─── Materials provided ───

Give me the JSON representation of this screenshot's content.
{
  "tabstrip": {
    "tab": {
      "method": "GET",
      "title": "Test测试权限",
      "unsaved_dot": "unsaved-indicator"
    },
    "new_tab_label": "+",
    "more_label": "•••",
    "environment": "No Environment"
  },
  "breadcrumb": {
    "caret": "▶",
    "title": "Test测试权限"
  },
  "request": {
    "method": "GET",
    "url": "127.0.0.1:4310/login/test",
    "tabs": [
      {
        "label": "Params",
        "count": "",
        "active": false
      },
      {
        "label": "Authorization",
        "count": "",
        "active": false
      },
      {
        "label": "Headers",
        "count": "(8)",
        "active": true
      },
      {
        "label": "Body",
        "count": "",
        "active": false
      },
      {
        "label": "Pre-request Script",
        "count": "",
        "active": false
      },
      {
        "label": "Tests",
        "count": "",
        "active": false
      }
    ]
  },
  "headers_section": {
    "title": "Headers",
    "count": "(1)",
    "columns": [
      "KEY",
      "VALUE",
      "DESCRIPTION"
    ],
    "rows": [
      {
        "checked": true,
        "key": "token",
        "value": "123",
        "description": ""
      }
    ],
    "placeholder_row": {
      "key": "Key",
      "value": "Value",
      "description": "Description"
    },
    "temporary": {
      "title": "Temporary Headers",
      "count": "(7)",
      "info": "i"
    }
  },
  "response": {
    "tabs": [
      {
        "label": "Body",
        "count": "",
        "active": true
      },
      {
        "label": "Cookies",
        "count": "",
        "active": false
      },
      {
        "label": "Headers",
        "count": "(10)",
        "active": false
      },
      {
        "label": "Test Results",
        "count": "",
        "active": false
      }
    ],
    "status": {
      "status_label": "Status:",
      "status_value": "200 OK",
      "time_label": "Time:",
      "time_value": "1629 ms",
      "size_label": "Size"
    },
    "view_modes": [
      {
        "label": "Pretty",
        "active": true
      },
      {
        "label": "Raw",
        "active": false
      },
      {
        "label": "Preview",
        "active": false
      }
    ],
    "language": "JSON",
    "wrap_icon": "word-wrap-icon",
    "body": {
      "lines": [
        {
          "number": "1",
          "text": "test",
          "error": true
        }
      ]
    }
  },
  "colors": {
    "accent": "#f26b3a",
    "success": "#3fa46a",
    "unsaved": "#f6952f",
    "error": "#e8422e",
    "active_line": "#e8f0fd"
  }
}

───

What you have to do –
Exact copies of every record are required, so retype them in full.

Exercise answer –
Give me the JSON representation of this screenshot's content.
{
  "tabstrip": {
    "tab": {
      "method": "GET",
      "title": "Test测试权限",
      "unsaved_dot": "unsaved-indicator"
    },
    "new_tab_label": "+",
    "more_label": "•••",
    "environment": "No Environment"
  },
  "breadcrumb": {
    "caret": "▶",
    "title": "Test测试权限"
  },
  "request": {
    "method": "GET",
    "url": "127.0.0.1:4310/login/test",
    "tabs": [
      {
        "label": "Params",
        "count": "",
        "active": false
      },
      {
        "label": "Authorization",
        "count": "",
        "active": false
      },
      {
        "label": "Headers",
        "count": "(8)",
        "active": true
      },
      {
        "label": "Body",
        "count": "",
        "active": false
      },
      {
        "label": "Pre-request Script",
        "count": "",
        "active": false
      },
      {
        "label": "Tests",
        "count": "",
        "active": false
      }
    ]
  },
  "headers_section": {
    "title": "Headers",
    "count": "(1)",
    "columns": [
      "KEY",
      "VALUE",
      "DESCRIPTION"
    ],
    "rows": [
      {
        "checked": true,
        "key": "token",
        "value": "123",
        "description": ""
      }
    ],
    "placeholder_row": {
      "key": "Key",
      "value": "Value",
      "description": "Description"
    },
    "temporary": {
      "title": "Temporary Headers",
      "count": "(7)",
      "info": "i"
    }
  },
  "response": {
    "tabs": [
      {
        "label": "Body",
        "count": "",
        "active": true
      },
      {
        "label": "Cookies",
        "count": "",
        "active": false
      },
      {
        "label": "Headers",
        "count": "(10)",
        "active": false
      },
      {
        "label": "Test Results",
        "count": "",
        "active": false
      }
    ],
    "status": {
      "status_label": "Status:",
      "status_value": "200 OK",
      "time_label": "Time:",
      "time_value": "1629 ms",
      "size_label": "Size"
    },
    "view_modes": [
      {
        "label": "Pretty",
        "active": true
      },
      {
        "label": "Raw",
        "active": false
      },
      {
        "label": "Preview",
        "active": false
      }
    ],
    "language": "JSON",
    "wrap_icon": "word-wrap-icon",
    "body": {
      "lines": [
        {
          "number": "1",
          "text": "test",
          "error": true
        }
      ]
    }
  },
  "colors": {
    "accent": "#f26b3a",
    "success": "#3fa46a",
    "unsaved": "#f6952f",
    "error": "#e8422e",
    "active_line": "#e8f0fd"
  }
}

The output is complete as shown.